« EFF Is Not Representing Think Secret |
| Jailed for a Song »
January 11, 2005
Canada's (Copy)fight for a National Digital Library
University of Ottawa law professor Michael Geist proposes that Canada should be the first country in the world to "Googlize" its libraries and public documents -- and explains how the copyright reforms Canada is considering would stand in the way. The two hurdles: 1.) a new licensing scheme that would force Canadians to pay for online content that is otherwise publicly available and 2.) an extension of the term of copyright by (surprise!) 20 years.
Extending the copyright term would deal a serious blow to a national digital library because it would instantly remove thousands of works from the public domain. Although the U.S. and European Union have extended their copyright terms by an additional 20 years, the vast majority of the world's population lives in countries that have not.

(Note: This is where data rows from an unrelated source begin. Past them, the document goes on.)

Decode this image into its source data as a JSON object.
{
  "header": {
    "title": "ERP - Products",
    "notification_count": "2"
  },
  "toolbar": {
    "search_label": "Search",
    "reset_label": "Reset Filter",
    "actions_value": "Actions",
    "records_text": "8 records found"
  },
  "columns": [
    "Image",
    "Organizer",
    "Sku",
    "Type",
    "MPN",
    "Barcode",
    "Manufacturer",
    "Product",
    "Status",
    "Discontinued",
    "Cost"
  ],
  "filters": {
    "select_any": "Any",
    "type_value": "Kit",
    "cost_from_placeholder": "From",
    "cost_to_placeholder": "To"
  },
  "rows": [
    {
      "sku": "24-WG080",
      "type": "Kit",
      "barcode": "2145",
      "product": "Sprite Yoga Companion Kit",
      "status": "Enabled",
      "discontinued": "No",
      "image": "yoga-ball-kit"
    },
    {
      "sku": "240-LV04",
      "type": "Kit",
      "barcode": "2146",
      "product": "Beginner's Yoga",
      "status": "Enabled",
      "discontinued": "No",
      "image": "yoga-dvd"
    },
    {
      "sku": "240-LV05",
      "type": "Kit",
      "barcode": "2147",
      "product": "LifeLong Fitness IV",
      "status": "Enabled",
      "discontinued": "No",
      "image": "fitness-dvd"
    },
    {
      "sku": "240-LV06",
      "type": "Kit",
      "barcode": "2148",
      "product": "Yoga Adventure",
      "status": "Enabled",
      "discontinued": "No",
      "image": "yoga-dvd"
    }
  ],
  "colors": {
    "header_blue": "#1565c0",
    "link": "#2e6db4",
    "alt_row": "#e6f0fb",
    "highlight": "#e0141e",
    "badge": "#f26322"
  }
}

Those countries have recognized that an extension is unsupportable from a policy perspective. It will not foster further creative activity, it is not required under international intellectual property law, and it effectively constitutes a massive transfer of wealth from the public to the heirs of a select group of copyright holders.
+ TrackBacks (0) | Category: IP Use
- RELATED ENTRIES
- If It's Not One Clause It's Another
- At the End of this Hypothetical Day I Might Be Destroyed
- Belgian Court Acquits Pirate Bay Founders
- Sometimes Saying Nothing is Saying Something
- Europeans Make Really Stupid Copyright Decisions, Too
- Dogs Now Fight in Slightly Cleaner Pit (Thanks, Amazon)
- Future of Music Summit 2015 this October
- Licensing Doesn't Outlive Patents